So what’s the value of an economically empowered woman with a right to vote when her perception of her own value as a female, and that of fellow women, is held at such diminished levels? How can we aspire to construct self-sufficient environments and a culture of respect for human dignity when our own regard for our own dignity is held inferior?
Women are critical for the prosperity of economies and societies anywhere in the world, and more so in the Middle East. If the region is to ever stand a chance towards stability and prosperity, empowering women will have to be at the forefront of the development agenda. But this empowerment needs to start at the level of these deeply rooted and harmful belief systems.
Before we can venture into the economic and political empowerment realms, we need to expose our women to education systems and experiences that truly educate, enlighten and challenge.

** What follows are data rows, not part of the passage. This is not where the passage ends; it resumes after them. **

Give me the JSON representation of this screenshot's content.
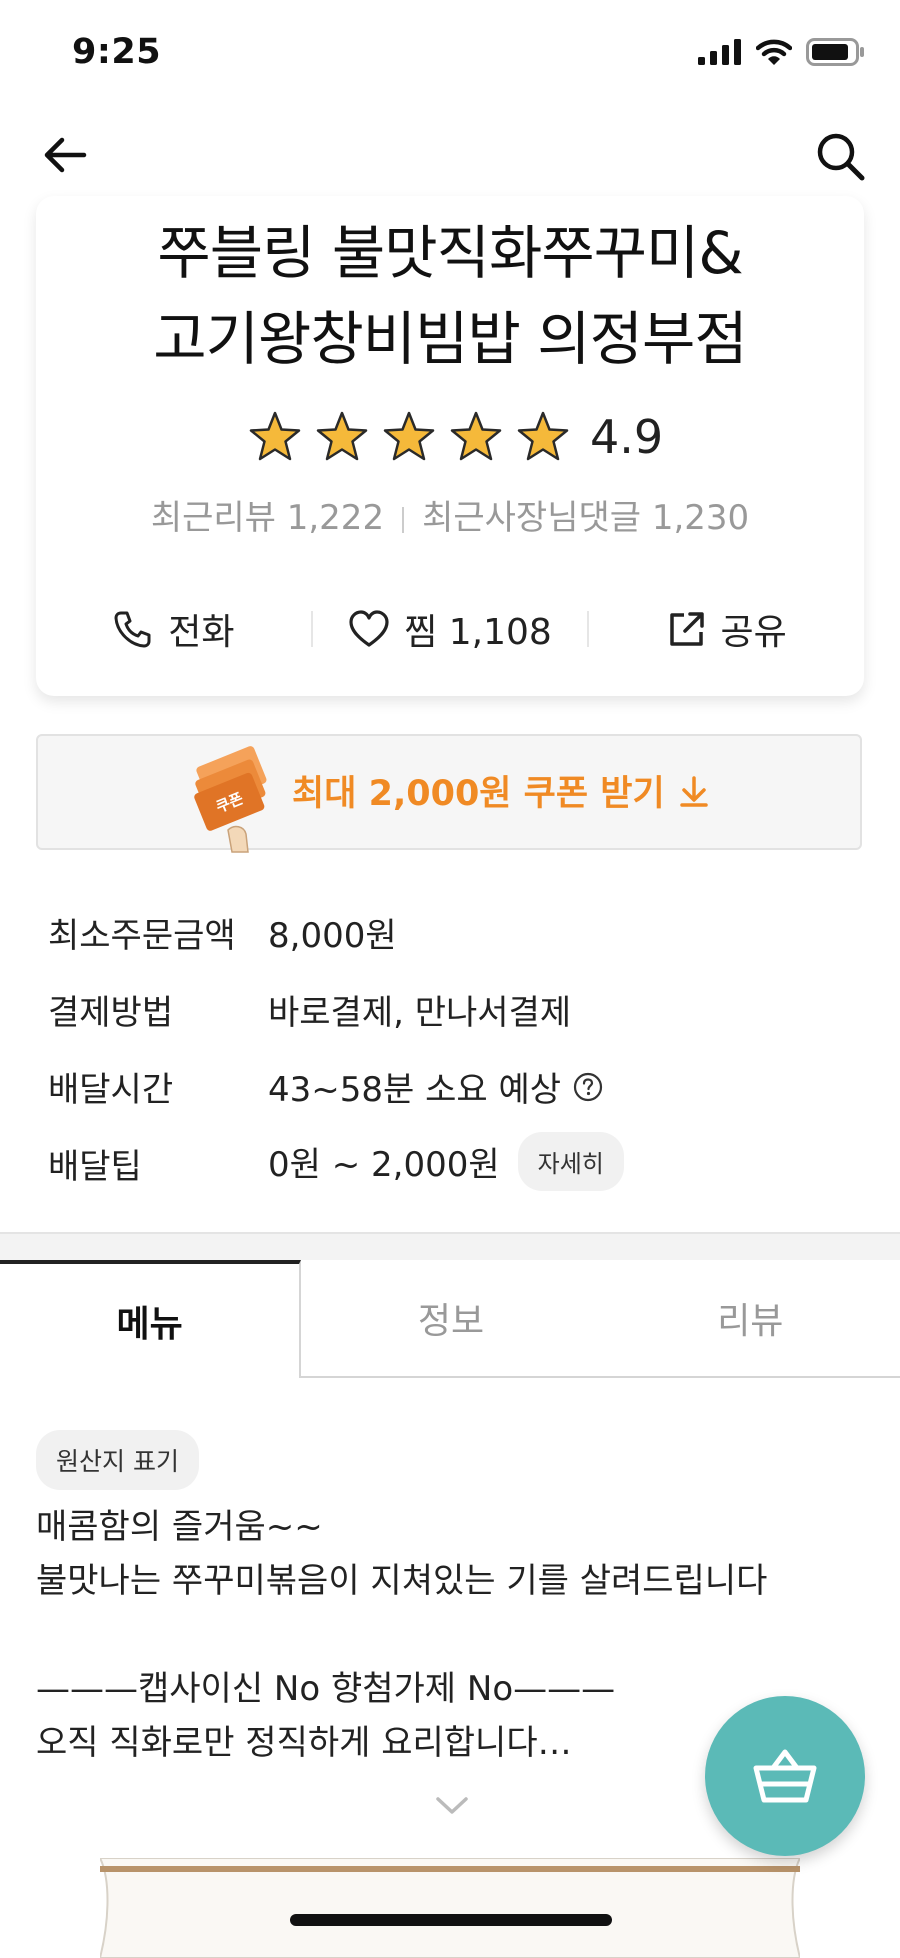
{
  "status_bar": {
    "time": "9:25"
  },
  "store": {
    "title_line1": "쭈블링 불맛직화쭈꾸미&",
    "title_line2": "고기왕창비빔밥 의정부점",
    "rating": "4.9",
    "stars": 5,
    "recent_reviews": "최근리뷰 1,222",
    "owner_replies": "최근사장님댓글 1,230"
  },
  "actions": {
    "call": "전화",
    "like": "찜 1,108",
    "share": "공유"
  },
  "coupon": {
    "badge": "쿠폰",
    "text": "최대 2,000원 쿠폰 받기"
  },
  "info": [
    {
      "label": "최소주문금액",
      "value": "8,000원"
    },
    {
      "label": "결제방법",
      "value": "바로결제, 만나서결제"
    },
    {
      "label": "배달시간",
      "value": "43~58분 소요 예상"
    },
    {
      "label": "배달팁",
      "value": "0원 ~ 2,000원",
      "button": "자세히"
    }
  ],
  "tabs": [
    {
      "label": "메뉴",
      "active": true
    },
    {
      "label": "정보",
      "active": false
    },
    {
      "label": "리뷰",
      "active": false
    }
  ],
  "origin_chip": "원산지 표기",
  "description": "매콤함의 즐거움~~\n불맛나는 쭈꾸미볶음이 지쳐있는 기를 살려드립니다\n\n———캡사이신 No 향첨가제 No———\n오직 직화로만 정직하게 요리합니다…",
  "colors": {
    "accent": "#f08a24",
    "cart": "#5bbab7",
    "star": "#f5b93a"
  },
  "icons": [
    "back-arrow-icon",
    "search-icon",
    "star-icon",
    "phone-icon",
    "heart-icon",
    "share-icon",
    "download-icon",
    "help-icon",
    "chevron-down-icon",
    "basket-icon"
  ]
}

Initiatives that seek to reconstruct the understanding of basic values such as human rights, self respect and self worth are desperately needed at the grass-roots level, irrespective of gender, but more so for women. A focus on building curious minds and attitudes that embrace the diverse needs to precede ahead of Economics 101. We need to look at these fundamental challenges and imagine the world we can create if we transcend them. It would be one where mountains can be moved.